The question of naming exoplanets is not a new one, and there is a clear logic behind trying to come up with something in addition to the likes of PSR 1257+12 (now Poltergeist.)
Public interest is essential to continued exoplanet research, especially when it comes to paying for the space and ground telescopes needed to make progress in the future. And as researchers acknowledge, the hugely successful New Horizons mission to Pluto — approved in the 1980s — would probably never have taken place if the planet had already been demoted to a “dwarf planet.” Names matter. And while the exoplanetary descriptors given by scientists work well for them, they can leave non-scientists cold and uninterested.
An additional concern at the time was the emergence of groups offering exoplanet naming rights for a fee. So the IAU asked one of its bodies, Commission 53, to look into the issue.
Unable to see a good way to change the naming regime, their 2012 final report reads:
“In the last several years the C53 discussed and debated at some length several issues regarding the nomenclature for newly discovered extrasolar planets. The first issue arose as a result of a detailed paper written by W. Lyra proposing a scheme for naming exoplanets by using a number of names from the classical (Greek, Latin) literature, rather than by the more mundane, but functional, current system of using the star’s name (e.g. 51 Peg) followed by lower case letters, in order of discovery, e.g., 51 Peg b, c, d.
The C53 decided against changing the current system of naming exoplanets, which is geared toward the clarity of astronomical databases of stars and exoplanets.”
This issue of clarity is quite significant since there are already more than 2,000 confirmed exoplanets, and more than 500 solar systems with more than one exoplanet. Both numbers are expected to grow rapidly in the years ahead since there are an essentially infinite number of exoplanets out there. So the exoplanets named so far are only a small pool in an ever expanding ocean.
Nonetheless, the IAU executive board rejected the Commission 53 conclusions and set up the international naming contest that concluded in December. Among the new names: Tadmor (Arabic for the ancient city of Palymra), Draugr (an “undead” creature in Norse mythology), Quijote (the famed literary tilter at windmills) and Taphao Thong (one of two sisters in a Thai folk tale.) For a complete list of new exoplanet and star names, go to: http://nameexoworlds.iau.org/names
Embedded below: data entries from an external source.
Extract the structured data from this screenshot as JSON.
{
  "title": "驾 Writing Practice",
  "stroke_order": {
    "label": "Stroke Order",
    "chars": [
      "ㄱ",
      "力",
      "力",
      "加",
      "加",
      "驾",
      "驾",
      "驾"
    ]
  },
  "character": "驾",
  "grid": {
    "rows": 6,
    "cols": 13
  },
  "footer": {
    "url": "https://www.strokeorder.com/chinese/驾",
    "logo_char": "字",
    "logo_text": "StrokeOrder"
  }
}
The chair of the original Commission 53 committee, Alan Boss of the Carnegie Institution for Science’s Department of Terrestrial Magnetism, was among those overruled, but is not embittered because he does not envision much change. “Yes, it is fun for the public to get involved,” he wrote in an email, “But I expect that most astronomers will at best put these names in parentheses in their published work, and continue to focus on the usual astronomical nomenclature.”
Dimitar Sasselov of the Harvard-Smithsonian Center for Astrophysics had a slightly different take on the namings:
“Yes, there is not much enthusiasm to learn and use these names but perhaps they’ll appeal to future users,” he wrote. “I can imagine how one of those ‘named’ planetary systems becomes the focus of intense attention due to a discovery – say of an Earth-like planet with an interesting atmosphere. It is possible that the discoverers might decide to use the new name(s) as a convenient shorthand, then everyone else might start using it. But short of that, I do not see me or my colleagues using these new names.
“On the other hand, it is good that IAU is doing it – or else we might have ended up with who knows what names.”
Marc Kaufman is the author of two books about space: “Mars Up Close: Inside the Curiosity Mission” and “First Contact: Scientific Breakthroughs in the Search for Life Beyond Earth.” He is also an experienced journalist, having spent three decades at The Washington Post and The Philadelphia Inquirer. He began writing the column in October 2015, when NASA’s NExSS initiative was in its infancy. While the “Many Worlds” column is supported and informed by NASA’s Astrobiology Program, any opinions expressed are the author’s alone.